I’ll repeat the request I made last month. If you have taken cruises outside of the US in the last couple of years, let us know which destinations you’ve found to be particularly affected by crowds of cruise ship passengers (not during a labor strike but when things were operating “normally”). Did you find that the day of the week or time of day made a difference?

In addition to sharing your observations, let us know when your cruise took place (include dates, if possible). Add any advice that might help others considering visits to popular cruise stops. Write to Overcrowded Ports, c/o ITN, 2116 28th St., Sacramento, CA 95818, or e-mail editor@intltravelnews.com. (Include the address at which you receive ITN.)

 

Daissy Owen of Iowa City, Iowa, wrote, “I’ve been a subscriber for many years. I had some guests in my bed-and-breakfast who are big travelers. I talked to them about ITN and would love for them to get a copy of the magazine.”

Daissy added, “I have photos from my trips to the seven continents all over the home and often show ITN to my guests, especially those issues where some of my photos appeared on the ‘Where in the World?’ page.”

Daissy’s pictures appeared in the December ’06, January ’08 and August ’09 issues (with each photo credit following two months later).

We’re always looking for more photos for “Where in the World?” We often get shots of statues, and we welcome those, but I’d like to also see some pictures of natural landmarks or even famous things not immediately recognizable because they’re close-ups or taken from unusual angles.

Carole Shereda of Plymouth, Michigan, wrote, “Here are the names and addresses of two new friends whom we met recently during our travels in Mexico. Neither of these couples has heard of ITN and they want to learn more. We assured them you would send a free sample copy without any strings attached.”
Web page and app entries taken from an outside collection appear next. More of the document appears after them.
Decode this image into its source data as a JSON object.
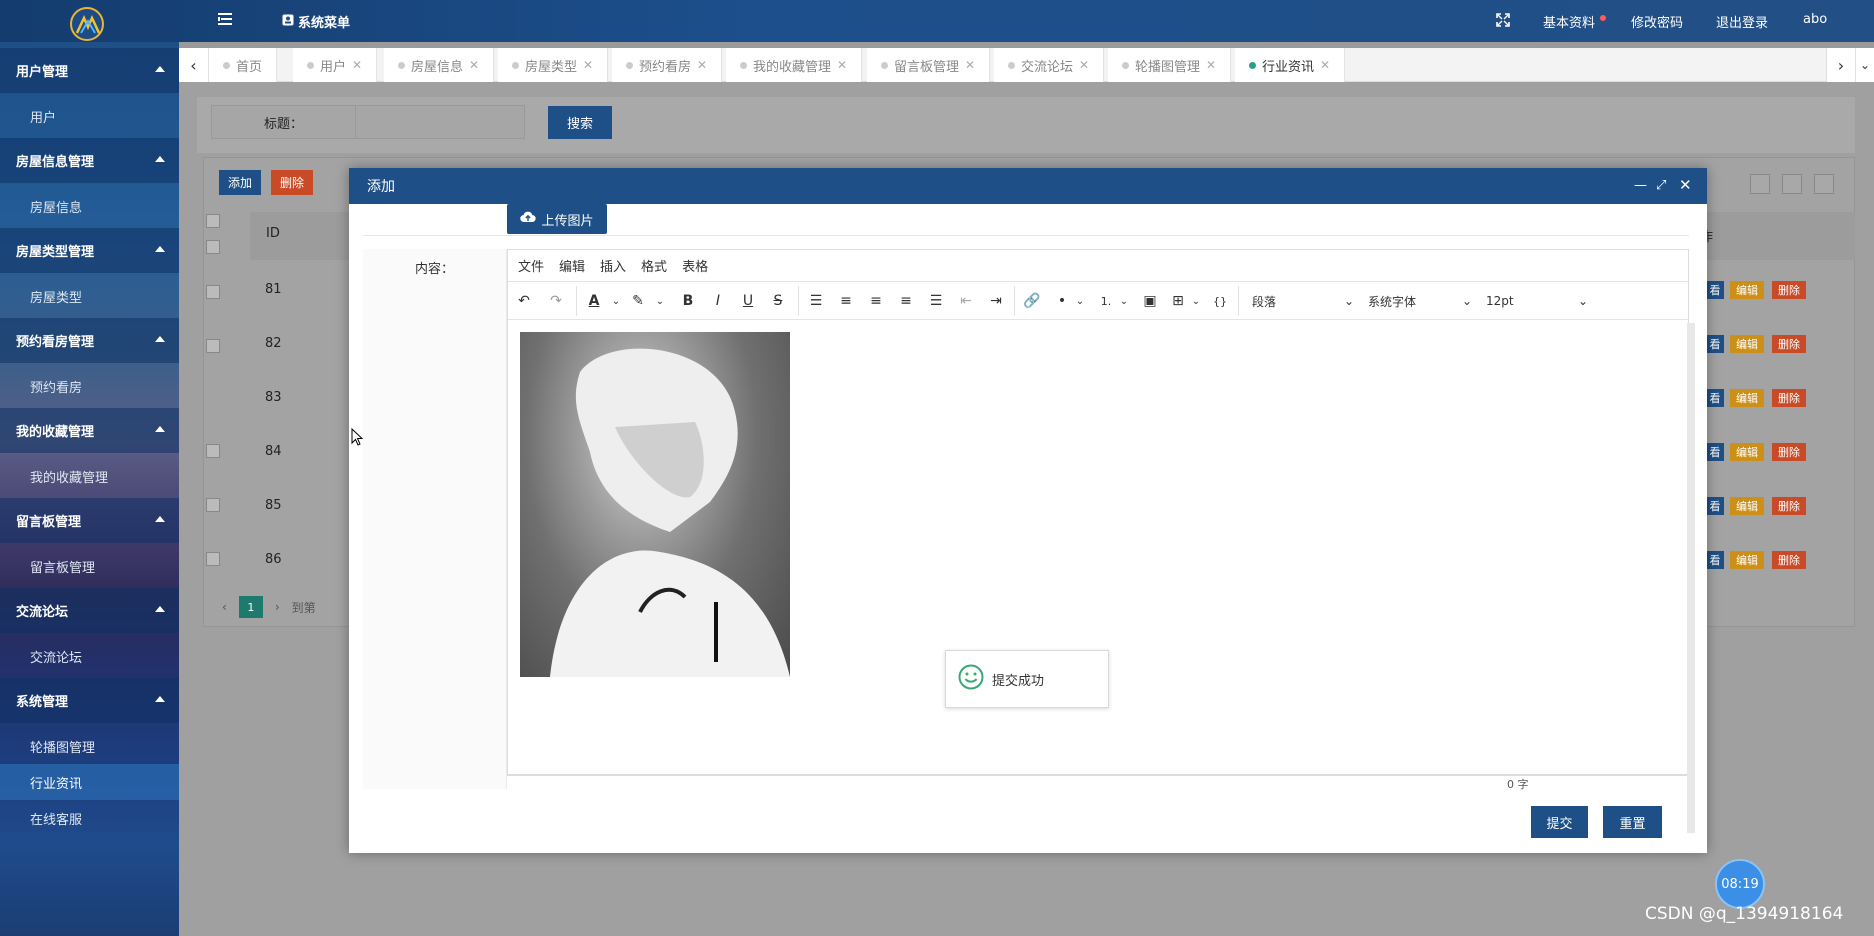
{
  "header": {
    "menu_title": "系统菜单",
    "basic_info": "基本资料",
    "change_password": "修改密码",
    "logout": "退出登录",
    "username": "abo"
  },
  "sidebar": {
    "groups": [
      {
        "label": "用户管理",
        "items": [
          "用户"
        ]
      },
      {
        "label": "房屋信息管理",
        "items": [
          "房屋信息"
        ]
      },
      {
        "label": "房屋类型管理",
        "items": [
          "房屋类型"
        ]
      },
      {
        "label": "预约看房管理",
        "items": [
          "预约看房"
        ]
      },
      {
        "label": "我的收藏管理",
        "items": [
          "我的收藏管理"
        ]
      },
      {
        "label": "留言板管理",
        "items": [
          "留言板管理"
        ]
      },
      {
        "label": "交流论坛",
        "items": [
          "交流论坛"
        ]
      },
      {
        "label": "系统管理",
        "items": [
          "轮播图管理",
          "行业资讯",
          "在线客服"
        ]
      }
    ]
  },
  "tabs": [
    "首页",
    "用户",
    "房屋信息",
    "房屋类型",
    "预约看房",
    "我的收藏管理",
    "留言板管理",
    "交流论坛",
    "轮播图管理",
    "行业资讯"
  ],
  "search": {
    "title_label": "标题：",
    "button": "搜索"
  },
  "table": {
    "add": "添加",
    "delete": "删除",
    "col_id": "ID",
    "col_op": "作",
    "rows": [
      "81",
      "82",
      "83",
      "84",
      "85",
      "86"
    ],
    "view": "看",
    "edit": "编辑",
    "del": "删除",
    "page": "1",
    "goto": "到第"
  },
  "modal": {
    "title": "添加",
    "upload_label": "上传图片",
    "content_label": "内容：",
    "menubar": [
      "文件",
      "编辑",
      "插入",
      "格式",
      "表格"
    ],
    "paragraph_select": "段落",
    "font_select": "系统字体",
    "size_select": "12pt",
    "word_count": "0 字",
    "toast": "提交成功",
    "submit": "提交",
    "reset": "重置"
  },
  "clock": "08:19",
  "watermark": "CSDN @q_1394918164",
  "colors": {
    "primary": "#1e4f86",
    "danger": "#c84a26",
    "warning": "#cc8f18",
    "active_tab_dot": "#2a9d8f"
  }
}
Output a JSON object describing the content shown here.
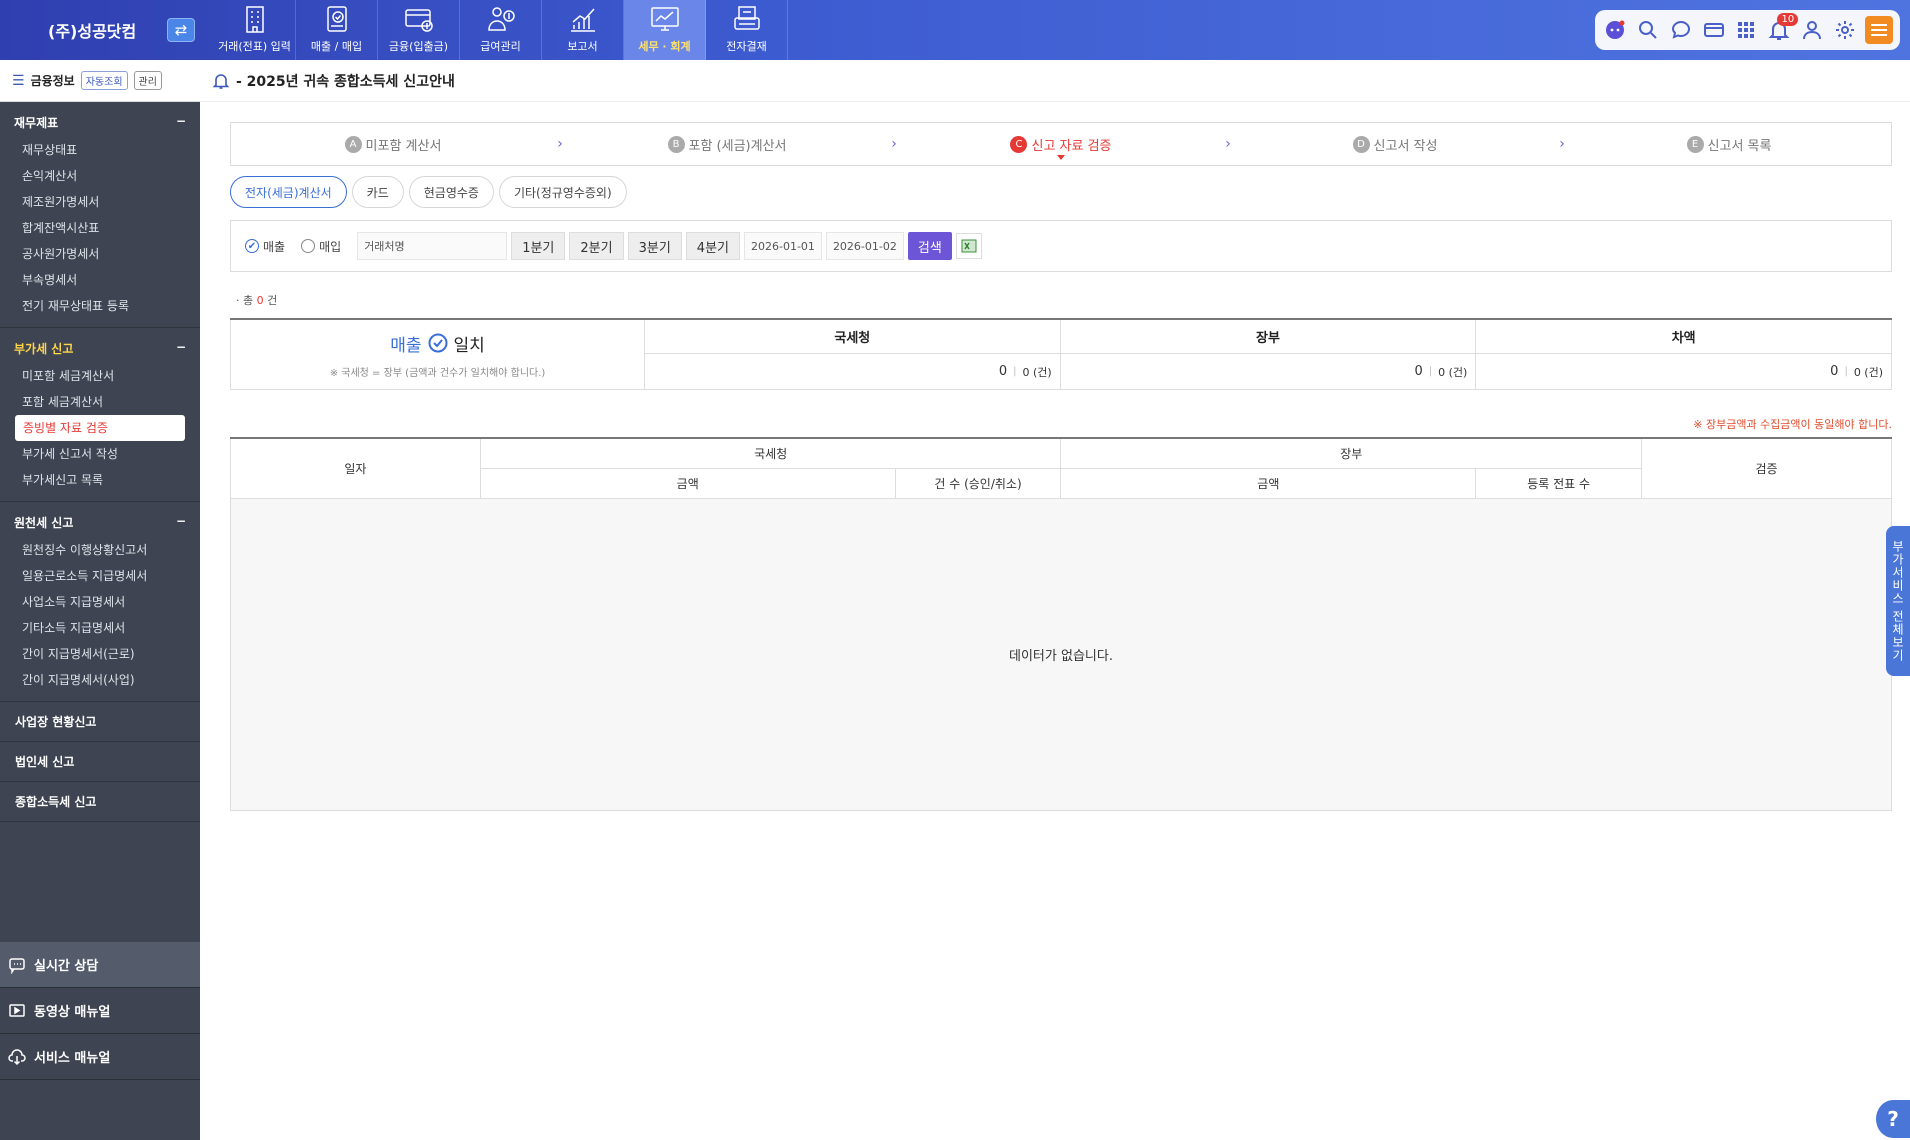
{
  "header": {
    "company": "(주)성공닷컴",
    "menu": [
      {
        "label": "거래(전표) 입력",
        "icon": "building-icon"
      },
      {
        "label": "매출 / 매입",
        "icon": "document-check-icon"
      },
      {
        "label": "금융(입출금)",
        "icon": "card-icon"
      },
      {
        "label": "급여관리",
        "icon": "payroll-icon"
      },
      {
        "label": "보고서",
        "icon": "chart-icon"
      },
      {
        "label": "세무 · 회계",
        "icon": "monitor-chart-icon"
      },
      {
        "label": "전자결재",
        "icon": "approval-icon"
      }
    ],
    "notification_count": "10"
  },
  "sidebar": {
    "head_title": "금융정보",
    "head_chip1": "자동조회",
    "head_chip2": "관리",
    "groups": [
      {
        "title": "재무제표",
        "items": [
          "재무상태표",
          "손익계산서",
          "제조원가명세서",
          "합계잔액시산표",
          "공사원가명세서",
          "부속명세서",
          "전기 재무상태표 등록"
        ]
      },
      {
        "title": "부가세 신고",
        "items": [
          "미포함 세금계산서",
          "포함 세금계산서",
          "증빙별 자료 검증",
          "부가세 신고서 작성",
          "부가세신고 목록"
        ]
      },
      {
        "title": "원천세 신고",
        "items": [
          "원천징수 이행상황신고서",
          "일용근로소득 지급명세서",
          "사업소득 지급명세서",
          "기타소득 지급명세서",
          "간이 지급명세서(근로)",
          "간이 지급명세서(사업)"
        ]
      }
    ],
    "singles": [
      "사업장 현황신고",
      "법인세 신고",
      "종합소득세 신고"
    ],
    "bottom": [
      "실시간 상담",
      "동영상 매뉴얼",
      "서비스 매뉴얼"
    ]
  },
  "main": {
    "notice": "- 2025년 귀속 종합소득세 신고안내",
    "steps": [
      {
        "letter": "A",
        "label": "미포함 계산서"
      },
      {
        "letter": "B",
        "label": "포함 (세금)계산서"
      },
      {
        "letter": "C",
        "label": "신고 자료 검증"
      },
      {
        "letter": "D",
        "label": "신고서 작성"
      },
      {
        "letter": "E",
        "label": "신고서 목록"
      }
    ],
    "tabs": [
      "전자(세금)계산서",
      "카드",
      "현금영수증",
      "기타(정규영수증외)"
    ],
    "filter": {
      "radio_sales": "매출",
      "radio_purchase": "매입",
      "partner_placeholder": "거래처명",
      "quarters": [
        "1분기",
        "2분기",
        "3분기",
        "4분기"
      ],
      "date_from": "2026-01-01",
      "date_to": "2026-01-02",
      "search": "검색"
    },
    "count_prefix": "· 총",
    "count_value": "0",
    "count_suffix": "건",
    "summary": {
      "title_a": "매출",
      "title_b": "일치",
      "note": "※ 국세청 = 장부 (금액과 건수가 일치해야 합니다.)",
      "cols": [
        {
          "header": "국세청",
          "amount": "0",
          "count": "0 (건)"
        },
        {
          "header": "장부",
          "amount": "0",
          "count": "0 (건)"
        },
        {
          "header": "차액",
          "amount": "0",
          "count": "0 (건)"
        }
      ]
    },
    "warning": "※ 장부금액과 수집금액이 동일해야 합니다.",
    "grid": {
      "date": "일자",
      "nts": "국세청",
      "book": "장부",
      "verify": "검증",
      "amount": "금액",
      "count": "건 수 (승인/취소)",
      "book_amount": "금액",
      "book_count": "등록 전표 수",
      "empty": "데이터가 없습니다."
    },
    "float_label": "부가서비스 전체보기",
    "help": "?"
  }
}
It’s true. ITN does not sell or release the names and addresses of subscribers or of sample-copy recipients.

Sandy Snowe of Merritt Island, Florida, wrote, “I was reading my latest copy of ITN at my hairdresser’s and she was more interested in it than my haircut. So please send her a personal copy so her customers can have some better-quality reading material (after she’s read it) and she can focus on our hair!”

 

Speaking of focusing, some readers overlook the list of helpful information “hotlines” and websites that we print in each issue. We’ve added a couple of websites this month, and you can find the box on the first page of The MART (classifieds), in this issue on page 72.

ITN is what it is because of your participation. If a subject in this issue grabs you, write in!— DT